"I Hate The War" -- Most requested highlight. C.I. talks about errors and John F. Burns.
Isaiah's The World Today Just Nuts "Barack Wins The Terrible -- Isaiah's latest in which Barack finally wins an award he deserves.
"Kat's Korner: Cher and the too far gone 70s" -- Kat continues her coverage of Cher. There are at least two more in this series.
"Desperate Housewives," "Joy Behar, no friend to anyone, needs to be fired," "No Ordinary Family" and "Chuck, WikiLeaks" -- Betty, Ruth, Stan and Mike cover TV.
"WikiLeaks, elections, Netflix," "movies and the ugh," "The Girl Most Likely To . . ." and
"Netflix" -- Stan and Rebecca cover films.
"He is the new Richard Nixon" & "THIS JUST IN! SOCK IT TO HIM!" -- Cedric and Wally report on Varack's visit to The Daily Show.
"NPR" and "Juan Williams is supposed to defend NPR?" -- Ruth covers radio as does Ann:
- Thank you (not you, Terry Gross)
- Riverdaughter, act like a feminist already
- Terry Gross' public penis envy
- Terry's surprise
- Terry's month of men?
"THIS JUST IN! HE NEEDS HIS WHORES!" and "Barry O finds less support" -- Wally and Cedric on Barack's real base.
"Pizzas" -- Trina does a survey piece on pizzas.
"john f. burns drama queen" -- Rebecca on professional media whore John F. burns.
"Check out the rack on Superman" -- Marcia covers Superman's makeover.
"The Whoring of America" -- Elaine calls out the liars.
"Dick of the week" -- Idiot of the week doesn't always cover it so last week Mike came up with a new 'award,' Dick of the week.
"The Swinging Values Candidate Newt Gingrich" -- Isaiah dips into the archives for this classic.
"Rice and Bean Salad in the Kitchen" -- Trina offers an easy to fix recipe.
"I'm old (officially)" -- Betty on kids growing up.
"US Super Spies!!!!" -- Kat offers an amusing detail.

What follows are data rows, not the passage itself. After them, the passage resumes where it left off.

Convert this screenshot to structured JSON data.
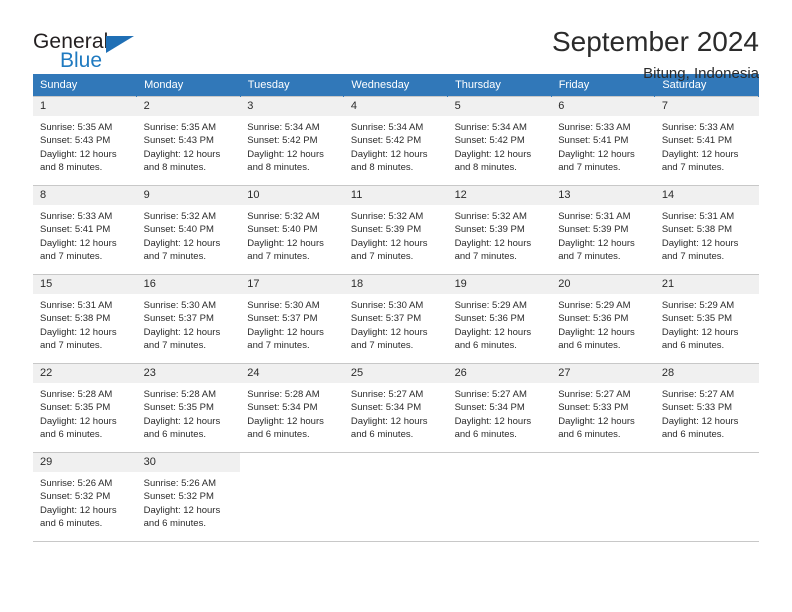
{
  "brand": {
    "line1": "General",
    "line2": "Blue",
    "triangle_color": "#1f6fb5"
  },
  "header": {
    "title": "September 2024",
    "location": "Bitung, Indonesia",
    "header_bg": "#3178b9",
    "daynum_bg": "#f0f0f0"
  },
  "weekdays": [
    "Sunday",
    "Monday",
    "Tuesday",
    "Wednesday",
    "Thursday",
    "Friday",
    "Saturday"
  ],
  "labels": {
    "sunrise_prefix": "Sunrise: ",
    "sunset_prefix": "Sunset: ",
    "daylight_prefix": "Daylight: "
  },
  "weeks": [
    [
      {
        "day": "1",
        "sunrise": "Sunrise: 5:35 AM",
        "sunset": "Sunset: 5:43 PM",
        "daylight": "Daylight: 12 hours and 8 minutes."
      },
      {
        "day": "2",
        "sunrise": "Sunrise: 5:35 AM",
        "sunset": "Sunset: 5:43 PM",
        "daylight": "Daylight: 12 hours and 8 minutes."
      },
      {
        "day": "3",
        "sunrise": "Sunrise: 5:34 AM",
        "sunset": "Sunset: 5:42 PM",
        "daylight": "Daylight: 12 hours and 8 minutes."
      },
      {
        "day": "4",
        "sunrise": "Sunrise: 5:34 AM",
        "sunset": "Sunset: 5:42 PM",
        "daylight": "Daylight: 12 hours and 8 minutes."
      },
      {
        "day": "5",
        "sunrise": "Sunrise: 5:34 AM",
        "sunset": "Sunset: 5:42 PM",
        "daylight": "Daylight: 12 hours and 8 minutes."
      },
      {
        "day": "6",
        "sunrise": "Sunrise: 5:33 AM",
        "sunset": "Sunset: 5:41 PM",
        "daylight": "Daylight: 12 hours and 7 minutes."
      },
      {
        "day": "7",
        "sunrise": "Sunrise: 5:33 AM",
        "sunset": "Sunset: 5:41 PM",
        "daylight": "Daylight: 12 hours and 7 minutes."
      }
    ],
    [
      {
        "day": "8",
        "sunrise": "Sunrise: 5:33 AM",
        "sunset": "Sunset: 5:41 PM",
        "daylight": "Daylight: 12 hours and 7 minutes."
      },
      {
        "day": "9",
        "sunrise": "Sunrise: 5:32 AM",
        "sunset": "Sunset: 5:40 PM",
        "daylight": "Daylight: 12 hours and 7 minutes."
      },
      {
        "day": "10",
        "sunrise": "Sunrise: 5:32 AM",
        "sunset": "Sunset: 5:40 PM",
        "daylight": "Daylight: 12 hours and 7 minutes."
      },
      {
        "day": "11",
        "sunrise": "Sunrise: 5:32 AM",
        "sunset": "Sunset: 5:39 PM",
        "daylight": "Daylight: 12 hours and 7 minutes."
      },
      {
        "day": "12",
        "sunrise": "Sunrise: 5:32 AM",
        "sunset": "Sunset: 5:39 PM",
        "daylight": "Daylight: 12 hours and 7 minutes."
      },
      {
        "day": "13",
        "sunrise": "Sunrise: 5:31 AM",
        "sunset": "Sunset: 5:39 PM",
        "daylight": "Daylight: 12 hours and 7 minutes."
      },
      {
        "day": "14",
        "sunrise": "Sunrise: 5:31 AM",
        "sunset": "Sunset: 5:38 PM",
        "daylight": "Daylight: 12 hours and 7 minutes."
      }
    ],
    [
      {
        "day": "15",
        "sunrise": "Sunrise: 5:31 AM",
        "sunset": "Sunset: 5:38 PM",
        "daylight": "Daylight: 12 hours and 7 minutes."
      },
      {
        "day": "16",
        "sunrise": "Sunrise: 5:30 AM",
        "sunset": "Sunset: 5:37 PM",
        "daylight": "Daylight: 12 hours and 7 minutes."
      },
      {
        "day": "17",
        "sunrise": "Sunrise: 5:30 AM",
        "sunset": "Sunset: 5:37 PM",
        "daylight": "Daylight: 12 hours and 7 minutes."
      },
      {
        "day": "18",
        "sunrise": "Sunrise: 5:30 AM",
        "sunset": "Sunset: 5:37 PM",
        "daylight": "Daylight: 12 hours and 7 minutes."
      },
      {
        "day": "19",
        "sunrise": "Sunrise: 5:29 AM",
        "sunset": "Sunset: 5:36 PM",
        "daylight": "Daylight: 12 hours and 6 minutes."
      },
      {
        "day": "20",
        "sunrise": "Sunrise: 5:29 AM",
        "sunset": "Sunset: 5:36 PM",
        "daylight": "Daylight: 12 hours and 6 minutes."
      },
      {
        "day": "21",
        "sunrise": "Sunrise: 5:29 AM",
        "sunset": "Sunset: 5:35 PM",
        "daylight": "Daylight: 12 hours and 6 minutes."
      }
    ],
    [
      {
        "day": "22",
        "sunrise": "Sunrise: 5:28 AM",
        "sunset": "Sunset: 5:35 PM",
        "daylight": "Daylight: 12 hours and 6 minutes."
      },
      {
        "day": "23",
        "sunrise": "Sunrise: 5:28 AM",
        "sunset": "Sunset: 5:35 PM",
        "daylight": "Daylight: 12 hours and 6 minutes."
      },
      {
        "day": "24",
        "sunrise": "Sunrise: 5:28 AM",
        "sunset": "Sunset: 5:34 PM",
        "daylight": "Daylight: 12 hours and 6 minutes."
      },
      {
        "day": "25",
        "sunrise": "Sunrise: 5:27 AM",
        "sunset": "Sunset: 5:34 PM",
        "daylight": "Daylight: 12 hours and 6 minutes."
      },
      {
        "day": "26",
        "sunrise": "Sunrise: 5:27 AM",
        "sunset": "Sunset: 5:34 PM",
        "daylight": "Daylight: 12 hours and 6 minutes."
      },
      {
        "day": "27",
        "sunrise": "Sunrise: 5:27 AM",
        "sunset": "Sunset: 5:33 PM",
        "daylight": "Daylight: 12 hours and 6 minutes."
      },
      {
        "day": "28",
        "sunrise": "Sunrise: 5:27 AM",
        "sunset": "Sunset: 5:33 PM",
        "daylight": "Daylight: 12 hours and 6 minutes."
      }
    ],
    [
      {
        "day": "29",
        "sunrise": "Sunrise: 5:26 AM",
        "sunset": "Sunset: 5:32 PM",
        "daylight": "Daylight: 12 hours and 6 minutes."
      },
      {
        "day": "30",
        "sunrise": "Sunrise: 5:26 AM",
        "sunset": "Sunset: 5:32 PM",
        "daylight": "Daylight: 12 hours and 6 minutes."
      },
      {
        "day": "",
        "sunrise": "",
        "sunset": "",
        "daylight": ""
      },
      {
        "day": "",
        "sunrise": "",
        "sunset": "",
        "daylight": ""
      },
      {
        "day": "",
        "sunrise": "",
        "sunset": "",
        "daylight": ""
      },
      {
        "day": "",
        "sunrise": "",
        "sunset": "",
        "daylight": ""
      },
      {
        "day": "",
        "sunrise": "",
        "sunset": "",
        "daylight": ""
      }
    ]
  ]
}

"Poor fundraising" and "Make them get real jobs" -- If you're trying to raise money you should probably try offering something that can't be found everywhere else. Law of supply and demand.